Defender Andrew Miller purchased the office of Deputy Clerk to the Bills from the Principal Clerks, Sir Robert Anstruther and Thomas Smith. While arranging the purchase, he met with Anstruther’s agent, pursuer Charles Stewart, W.S., who proposed to advance Miller one half of the purchase price in return for two-fifths of the deputy clerk’s fees collected during Miller’s tenure. Unbeknownst to Miller, Stewart was transacting on behalf of an undisclosed principal later revealed to be the son of Sir Robert Anstruther.

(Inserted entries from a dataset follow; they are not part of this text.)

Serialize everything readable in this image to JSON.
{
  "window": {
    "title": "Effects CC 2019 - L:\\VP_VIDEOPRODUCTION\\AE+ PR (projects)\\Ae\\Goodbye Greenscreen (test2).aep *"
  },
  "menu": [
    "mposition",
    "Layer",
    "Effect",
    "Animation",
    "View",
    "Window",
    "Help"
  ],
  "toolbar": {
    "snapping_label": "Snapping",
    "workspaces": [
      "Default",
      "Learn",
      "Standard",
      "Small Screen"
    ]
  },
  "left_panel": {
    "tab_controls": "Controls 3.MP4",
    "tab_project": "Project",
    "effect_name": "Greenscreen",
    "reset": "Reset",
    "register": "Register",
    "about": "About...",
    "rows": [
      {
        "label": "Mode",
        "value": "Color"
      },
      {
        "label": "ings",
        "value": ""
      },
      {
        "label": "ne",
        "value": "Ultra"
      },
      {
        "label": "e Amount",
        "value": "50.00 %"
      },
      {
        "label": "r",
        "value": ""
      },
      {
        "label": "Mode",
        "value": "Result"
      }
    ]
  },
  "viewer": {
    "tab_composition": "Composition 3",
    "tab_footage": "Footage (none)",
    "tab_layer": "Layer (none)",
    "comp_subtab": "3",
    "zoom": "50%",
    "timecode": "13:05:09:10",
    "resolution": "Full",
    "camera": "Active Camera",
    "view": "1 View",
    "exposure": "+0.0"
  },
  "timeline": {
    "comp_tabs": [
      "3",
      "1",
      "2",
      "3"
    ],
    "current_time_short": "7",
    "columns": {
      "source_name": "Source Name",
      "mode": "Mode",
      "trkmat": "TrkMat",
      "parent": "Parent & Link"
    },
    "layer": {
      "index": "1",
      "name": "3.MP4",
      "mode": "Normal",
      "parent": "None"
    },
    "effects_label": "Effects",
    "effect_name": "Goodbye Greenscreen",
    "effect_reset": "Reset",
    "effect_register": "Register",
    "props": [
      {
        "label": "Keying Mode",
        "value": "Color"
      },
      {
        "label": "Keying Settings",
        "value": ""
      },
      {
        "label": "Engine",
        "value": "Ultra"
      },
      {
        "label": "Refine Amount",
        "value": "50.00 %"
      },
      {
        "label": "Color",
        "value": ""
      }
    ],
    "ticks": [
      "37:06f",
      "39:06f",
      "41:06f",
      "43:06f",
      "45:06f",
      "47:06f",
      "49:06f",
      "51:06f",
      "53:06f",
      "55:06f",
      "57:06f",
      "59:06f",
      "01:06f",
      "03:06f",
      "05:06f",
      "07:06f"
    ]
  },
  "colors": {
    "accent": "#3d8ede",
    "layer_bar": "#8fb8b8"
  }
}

After Miller assumed his new office, the fee revenues dropped significantly and he was forced to borrow £250 from Charles Stewart. Subsequently, the court passed an act of sederunt allowing Miller to exact certain additional fees and apply them “to his use alone.” However, Miller failed to repay Stewart, who brought an action to recover the debt. In response, Miller presented a bill of suspension intended to try whether Mr. Stewart (or his principal) was entitled to 2/5 of the old fees, and whether he could claim any share of the new fees. The case documents contain information on fee revenues, activity levels in the Court of Session, and previous financial arrangements involving deputy clerks.

Published Reports

Paton's Scotch Appeals, House of Lords, Vols. 1-6 (1726-1821), pg. 4:286